Winter Vegetables; a Planting and Eating Guide

According to the Daily Mail, a new study by Birds Eye has revealed that ten per cent of adults eat fewer vegetables than they did as a child. One in seven said they do not eat the recommended quantity of vegetables because they struggle to find exciting ways to cook them, while a quarter avoid them because they do not know how to cook them at all. With winter on the way, it is essential that you eat well and incorporate vegetables into your diet. Food is a vital source of energy in helping your body stay warm during the cold weather.

If you regularly grow your own vegetables, by planting seeds you can readily buy from the likes of, winter is the perfect time to cook up a soup, stew or casserole, packed with healthy veggies. You could even make your own Christmas dinner with your home grown vegetables! Below is a lowdown on some of the most popular vegetables to enjoy this winter, and how to grow them yourself:


Although grown in warmer climates, Kale is at its best during the colder seasons. This vegetable is packed with vitamins and minerals and is perfect to add to a vegetable soup or use for a winter salad. After being washed, they can be stored in the fridge for 2-3 weeks.


From cake and pie to the classic roast dinner, the humble carrot can spice up any winter meal.

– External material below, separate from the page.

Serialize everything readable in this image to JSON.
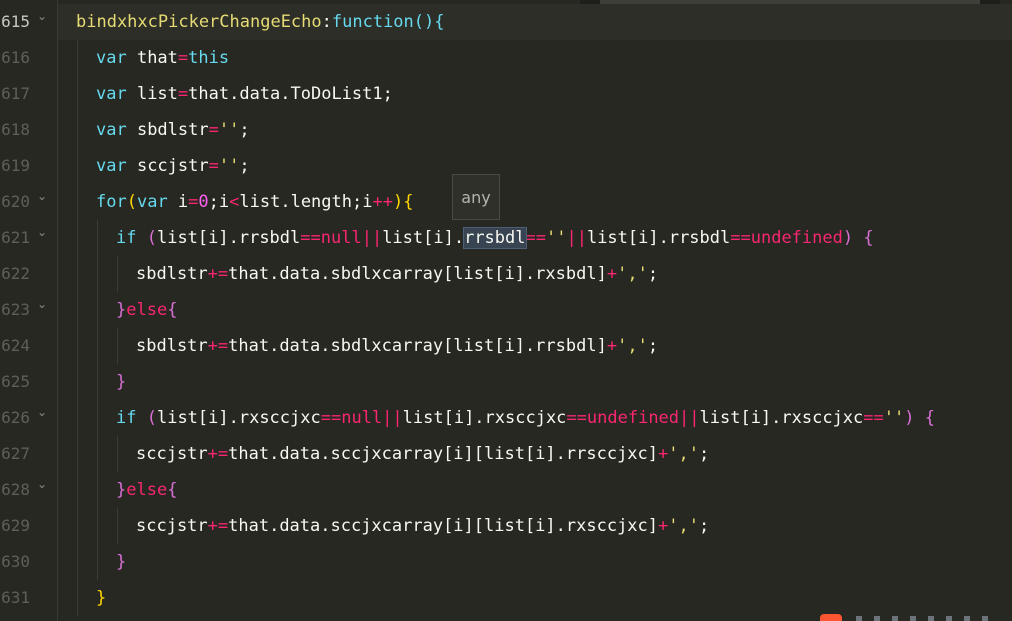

Carrots can be grown all year round and can even be grown in containers or in a greenhouse if you don’t have enough space, so there’s no excuse not to eat your veggies!


Steam them, boil them, use in a soup or add to a cheese sauce, leeks are a flavoursome winter vegetable and a favourite for many of us. Leeks are grown in the spring and are fairly easy to do so, although they will need to be sown in containers or in a separate part of the garden before being moved to their final position. They’ll be ready to pick just in time for winter.


Although parsnips need a long growing season, they are well worth the wait if you want them in time for Christmas dinner or to add to those hearty soups. Sow seeds early in the spring and you can look forward to fully grown parsnips in the autumn/winter.

Brussels sprouts

Because winter wouldn’t be the same without them! Brussels are best sown from March to April, planted out in April to June for harvest from November through to March. Add them to your Christmas turkey dinner or serve with bacon as a delicious buffet treat. According to the RHS, they taste much better when harvested from the garden after being frosted than when bought from the shop.


There are many different varieties of potatoes, and different ways to grow them. If you have a frost free-greenhouse, conservatory or bright porch, potatoes can be planted in August ready for harvest at Christmas, just in time to make those crispy golden roast potatoes.